Policing Racial Capitalism (020IRA)

30 credits, Level 6

Autumn teaching

What are prisons? How is state violence linked to extraction and accumulation? Should the police be abolished?

On this module, we examine the relationship between racism, carcerality and the history of global capitalism. Drawing on Marxist approaches, post/decolonial theory, feminism, and Critical Indigenous studies, we examine the colonial and transnational roots of:

  • borders
  • detention centres
  • prisons
  • policing.

Moving from the local to the global – from Grenfell to Guantanamo, Windrush to Palestine, Yarl's Wood to Standing Rock – we think about how seemingly 'new' and 'neoliberal' forms of state violence have been a constant feature of racial and colonial capitalism. In doing so we ultimately explore what an abolitionist world without prisons, police and borders might look like.

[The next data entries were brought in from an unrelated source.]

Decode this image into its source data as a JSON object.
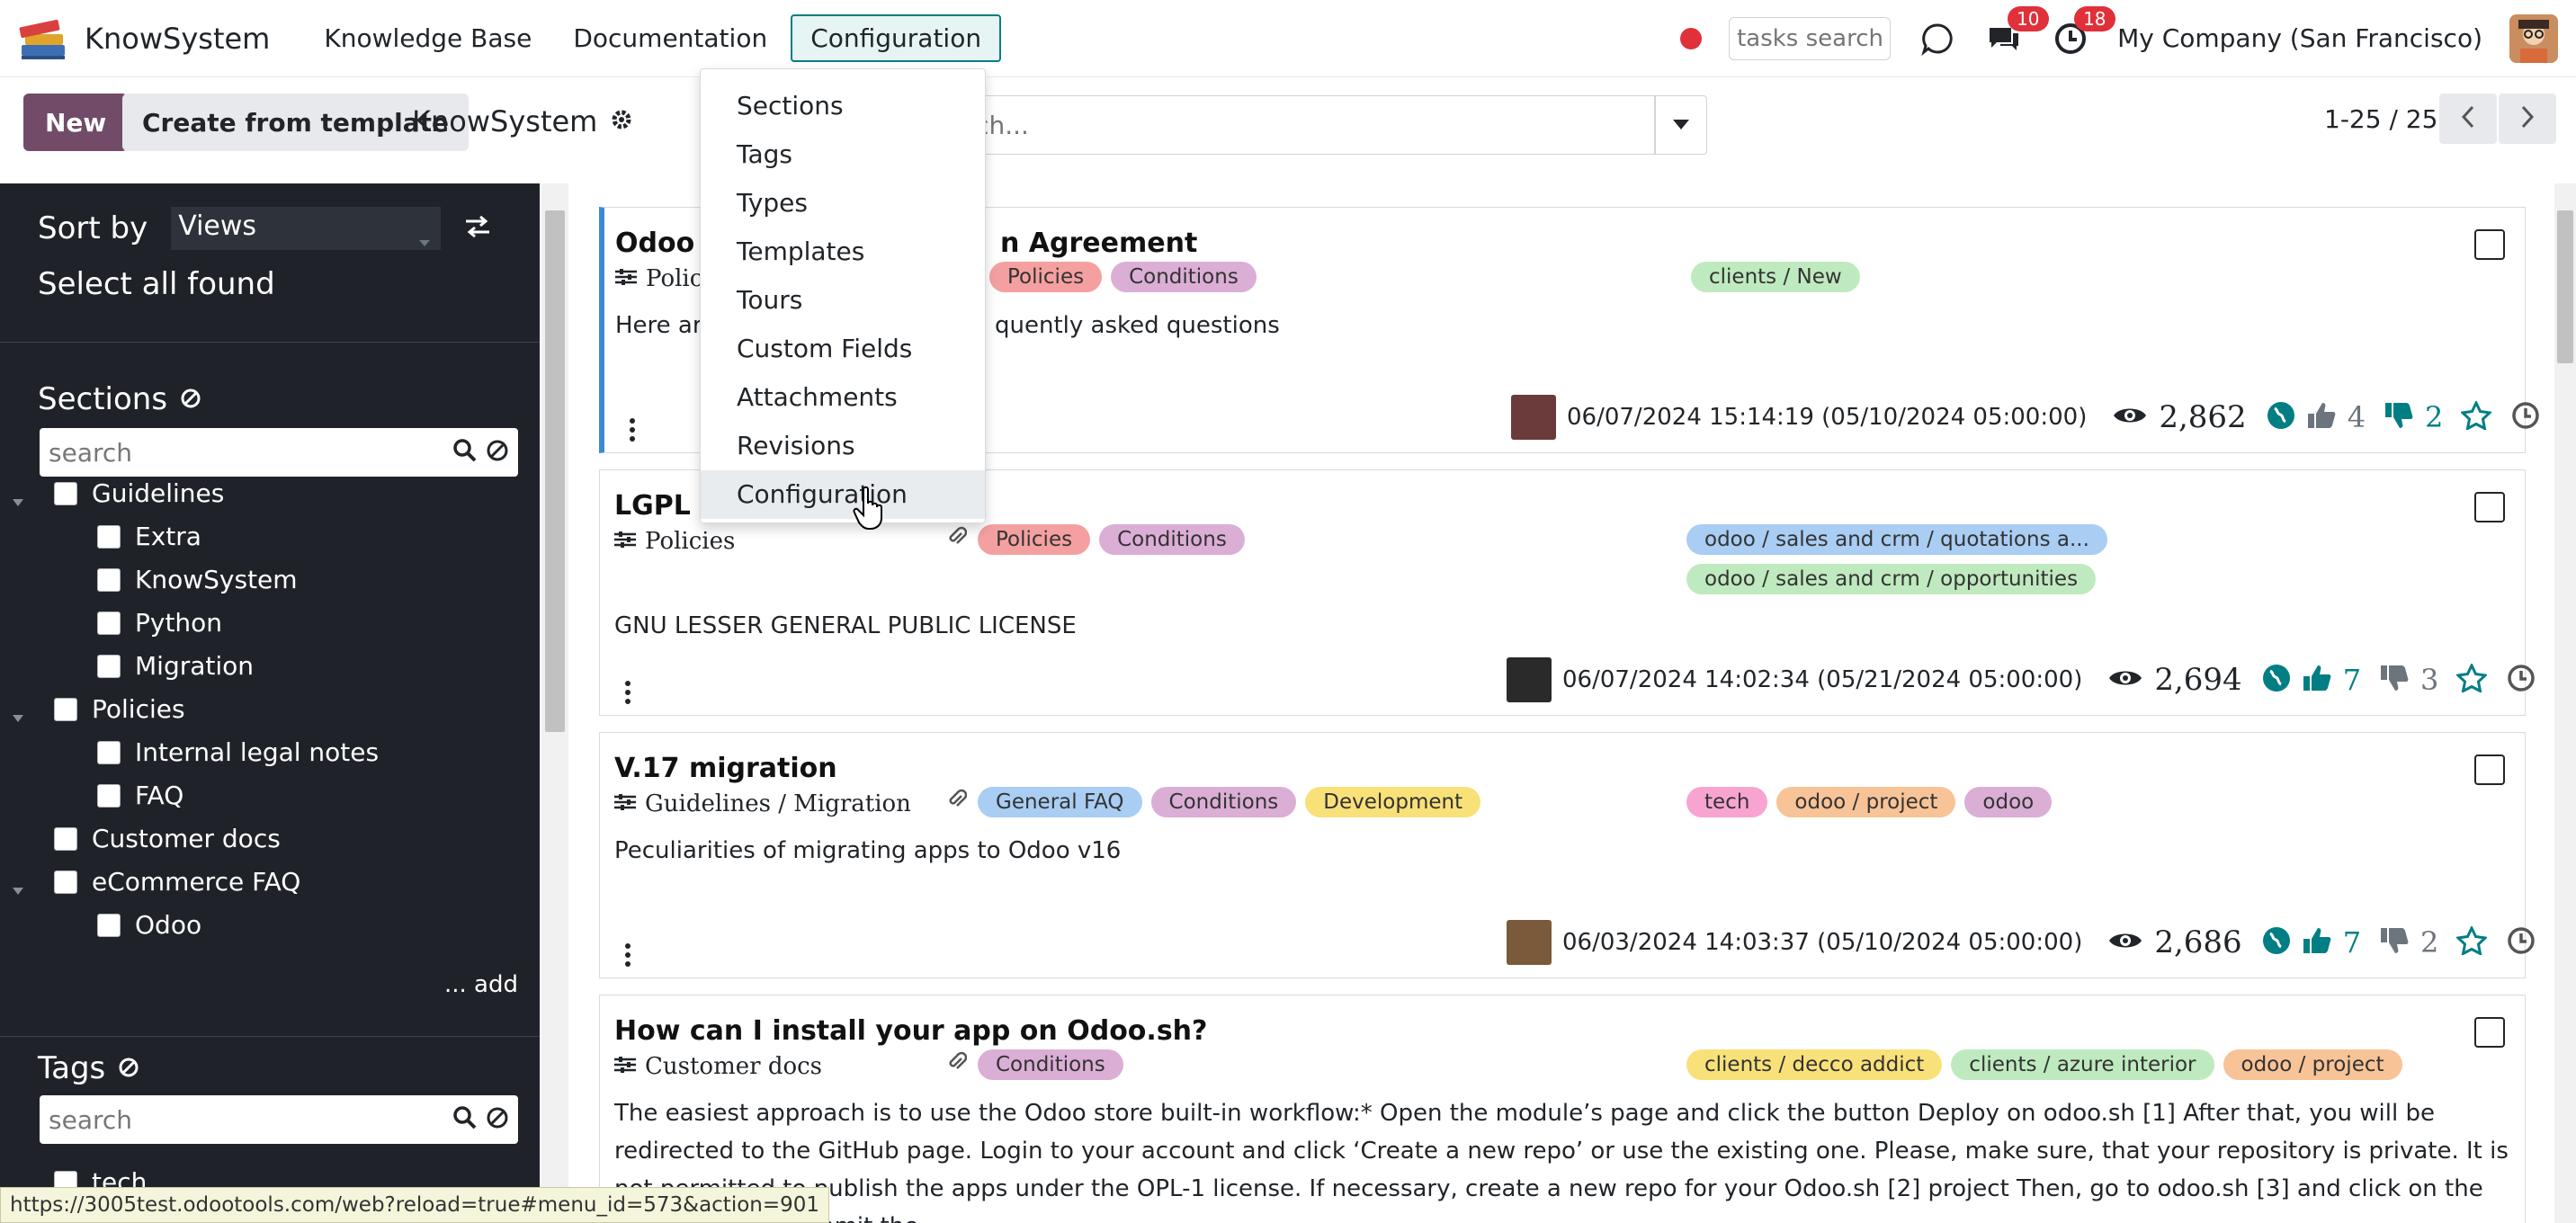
{
  "app": {
    "name": "KnowSystem"
  },
  "navbar": {
    "items": [
      "Knowledge Base",
      "Documentation",
      "Configuration"
    ],
    "active": "Configuration",
    "tasks_search_placeholder": "tasks search",
    "messages_badge": "10",
    "activities_badge": "18",
    "company": "My Company (San Francisco)"
  },
  "control": {
    "new_label": "New",
    "template_label": "Create from template",
    "breadcrumb": "KnowSystem",
    "search_placeholder": "Search...",
    "pager": "1-25 / 25"
  },
  "config_menu": {
    "items": [
      "Sections",
      "Tags",
      "Types",
      "Templates",
      "Tours",
      "Custom Fields",
      "Attachments",
      "Revisions",
      "Configuration"
    ],
    "hovered": "Configuration"
  },
  "sidebar": {
    "sort_label": "Sort by",
    "sort_value": "Views",
    "select_all": "Select all found",
    "sections_title": "Sections",
    "search_placeholder": "search",
    "sections": [
      {
        "label": "Guidelines",
        "level": 0
      },
      {
        "label": "Extra",
        "level": 1
      },
      {
        "label": "KnowSystem",
        "level": 1
      },
      {
        "label": "Python",
        "level": 1
      },
      {
        "label": "Migration",
        "level": 1
      },
      {
        "label": "Policies",
        "level": 0
      },
      {
        "label": "Internal legal notes",
        "level": 1
      },
      {
        "label": "FAQ",
        "level": 1
      },
      {
        "label": "Customer docs",
        "level": 0
      },
      {
        "label": "eCommerce FAQ",
        "level": 0
      },
      {
        "label": "Odoo",
        "level": 1
      }
    ],
    "add_link": "... add",
    "tags_title": "Tags",
    "tags_search_placeholder": "search",
    "tags": [
      {
        "label": "tech"
      }
    ]
  },
  "articles": [
    {
      "title": "Odoo License Agreement",
      "title_visible_left": "Odoo I",
      "title_visible_right": "n Agreement",
      "section_visible": "Polici",
      "tags": [
        "Policies",
        "Conditions"
      ],
      "right_tags": [
        "clients / New"
      ],
      "description_left": "Here are",
      "description_right": "quently asked questions",
      "date": "06/07/2024 15:14:19 (05/10/2024 05:00:00)",
      "views": "2,862",
      "likes": "4",
      "dislikes": "2"
    },
    {
      "title_visible_left": "LGPL v",
      "section": "Policies",
      "tags": [
        "Policies",
        "Conditions"
      ],
      "right_tags": [
        "odoo / sales and crm / quotations a...",
        "odoo / sales and crm / opportunities"
      ],
      "description": "GNU LESSER GENERAL PUBLIC LICENSE",
      "date": "06/07/2024 14:02:34 (05/21/2024 05:00:00)",
      "views": "2,694",
      "likes": "7",
      "dislikes": "3"
    },
    {
      "title": "V.17 migration",
      "section": "Guidelines / Migration",
      "tags": [
        "General FAQ",
        "Conditions",
        "Development"
      ],
      "right_tags": [
        "tech",
        "odoo / project",
        "odoo"
      ],
      "description": "Peculiarities of migrating apps to Odoo v16",
      "date": "06/03/2024 14:03:37 (05/10/2024 05:00:00)",
      "views": "2,686",
      "likes": "7",
      "dislikes": "2"
    },
    {
      "title": "How can I install your app on Odoo.sh?",
      "section": "Customer docs",
      "tags": [
        "Conditions"
      ],
      "right_tags": [
        "clients / decco addict",
        "clients / azure interior",
        "odoo / project"
      ],
      "description": "The easiest approach is to use the Odoo store built-in workflow:* Open the module’s page and click the button Deploy on odoo.sh [1] After that, you will be redirected to the GitHub page. Login to your account and click ‘Create a new repo’ or use the existing one. Please, make sure, that your repository is private. It is not permitted to publish the apps under the OPL-1 license. If necessary, create a new repo for your Odoo.sh [2] project Then, go to odoo.sh [3] and click on the deploy button, submit the"
    }
  ],
  "status_url": "https://3005test.odootools.com/web?reload=true#menu_id=573&action=901",
  "colors": {
    "brand": "#714b67",
    "teal": "#017e84",
    "sidebar": "#1f2329",
    "badge": "#e0303a"
  }
}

100%: Seminar


30%: Coursework (Essay, Group presentation)
70%: Written assessment (Essay)

Contact hours and workload

This module is approximately 300 hours of work. This breaks down into about 30 hours of contact time and about 270 hours of independent study. The University may make minor variations to the contact hours for operational reasons, including timetabling requirements.

We regularly review our modules to incorporate student feedback, staff expertise, as well as the latest research and teaching methodology. We’re planning to run these modules in the academic year 2024/25. However, there may be changes to these modules in response to feedback, staff availability, student demand or updates to our curriculum. We’ll make sure to let you know of any material changes to modules at the earliest opportunity.


This module is offered on the following courses: